Responsiveness might be hard to tell from the beginning. But there are a couple of ways.
If you are selling your home, ask your agent how he/she will handle the showings. If they could set up a mechanism to ensure someone could always make it to the appointments, like the buyer’s realtors or their administrative staff, that’s good. If they require buyers to email, call or text them, except when the situation calls for such methods (like tenant occupied property), there’s a high probability that some showings will be missed. I can’t begin to tell you from my personal experience how many times agents fail to arrange the showings properly and missed good buyers.
I’m not advocating that agents should be held to an unreasonably high standard of immediately getting back to every single message, but that a system should be put in place to facilitate the sale.

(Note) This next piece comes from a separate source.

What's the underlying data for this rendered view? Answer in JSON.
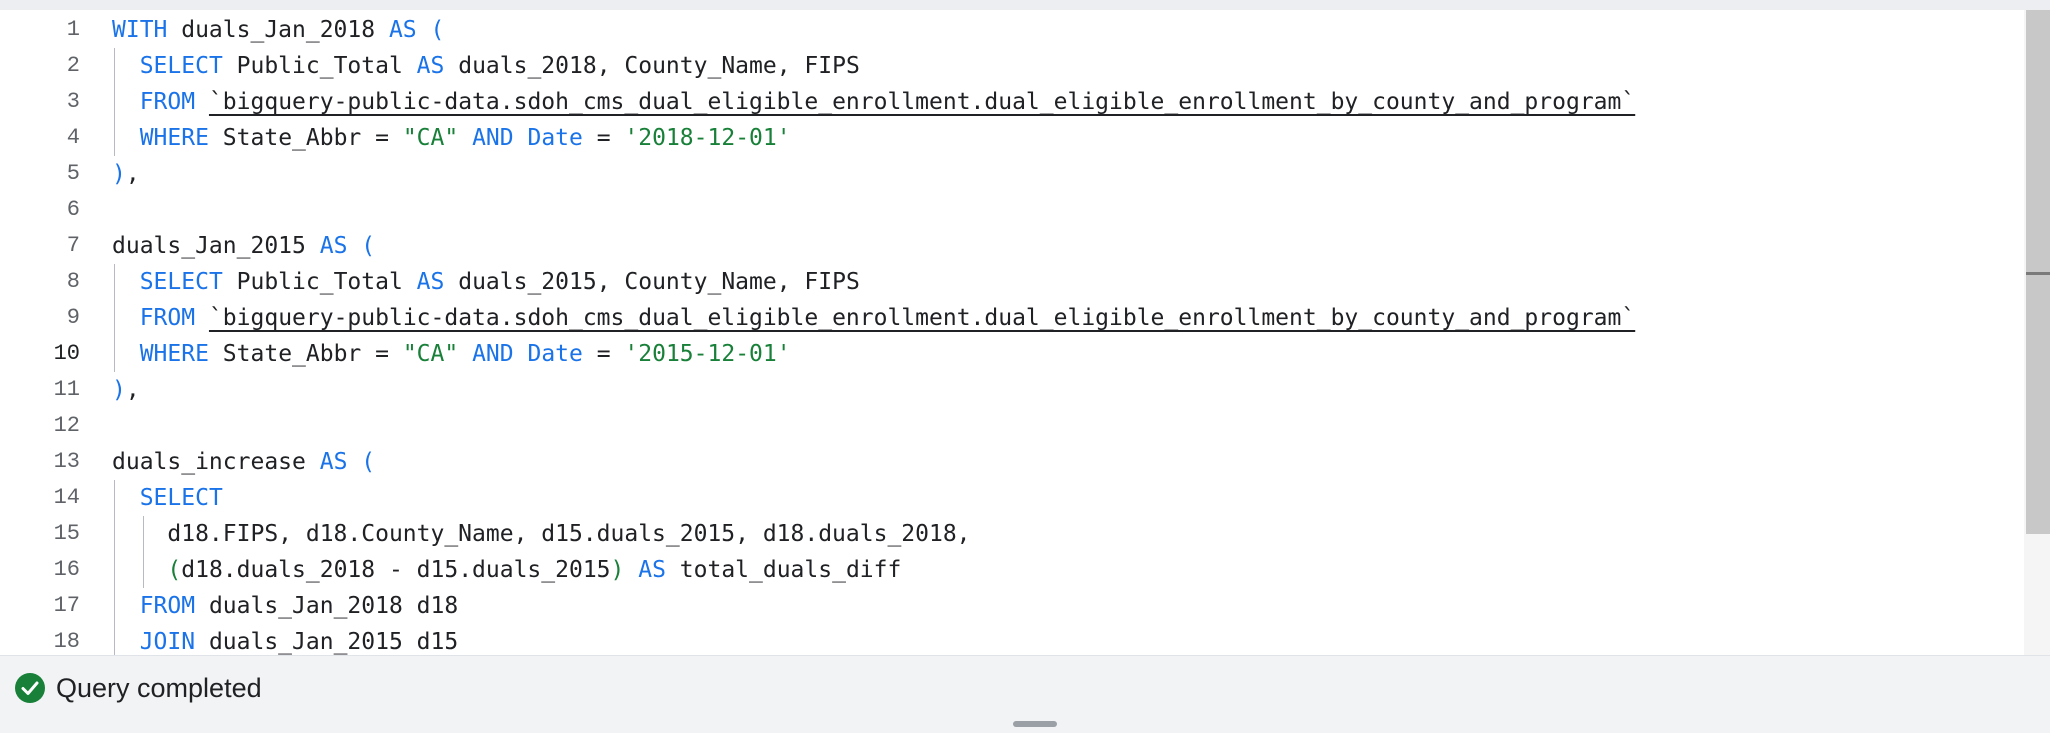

Of course, even a super busy realtor should address any questions or requests within 24 hours, that’s just professional standard. If they can’t do that, it might cause delay or other damage down the road.
What about the Good ones?
Of course, the opposite of the above, and some more.
Honest and Humble
No matter how glorious a resume they have, there’s no reason for being smug and condescending, towards anybody in the transaction. They know they are serving YOU in this transaction. Usually, the best ones are the really humble ones.
Not only in the real estate field, but in general project management. A good realtor should give you support in a lot of areas, like mortgage, home repair, staging, etc. They should also be steps ahead in coordinating the transaction, and prepare you for what’s to come.
Down-to-earth, realistic people could guide you towards a good solution that benefits all parties. If a price won’t work, they’ll inform you, or form a feasible strategy, instead of resorting to aggressive sales tactic to push the other party. If latent problems are found, they’ll try to resolve it in an ethical way, rather than leading you into a legal quagmire. These are the kind of people that if you ask them “how confident are you about this deal”, they’ll give a conservative answer like “70~80%”, because it’s true, not because it’s what you wanted to hear.
This point is needless to elaborate. But I’ll go one step further, they respect your boundaries. If you prefer text, they’ll text. If you prefer phone calls, phone calls it is.